(Data)
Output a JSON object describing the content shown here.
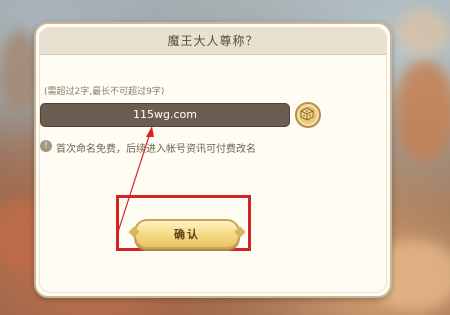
{
  "dialog": {
    "title": "魔王大人尊称？",
    "hint": "(需超过2字,最长不可超过9字)",
    "name_value": "115wg.com",
    "notice_icon": "!",
    "notice": "首次命名免费，后续进入帐号资讯可付费改名",
    "confirm_label": "确认"
  },
  "annotation": {
    "highlight_color": "#d42323",
    "arrow_color": "#d42323"
  },
  "icons": {
    "randomize": "dice-icon",
    "notice": "info-icon"
  }
}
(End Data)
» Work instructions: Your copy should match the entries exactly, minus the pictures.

» Reply to the task:
Output a JSON object describing the content shown here.
{
  "dialog": {
    "title": "魔王大人尊称？",
    "hint": "(需超过2字,最长不可超过9字)",
    "name_value": "115wg.com",
    "notice_icon": "!",
    "notice": "首次命名免费，后续进入帐号资讯可付费改名",
    "confirm_label": "确认"
  },
  "annotation": {
    "highlight_color": "#d42323",
    "arrow_color": "#d42323"
  },
  "icons": {
    "randomize": "dice-icon",
    "notice": "info-icon"
  }
}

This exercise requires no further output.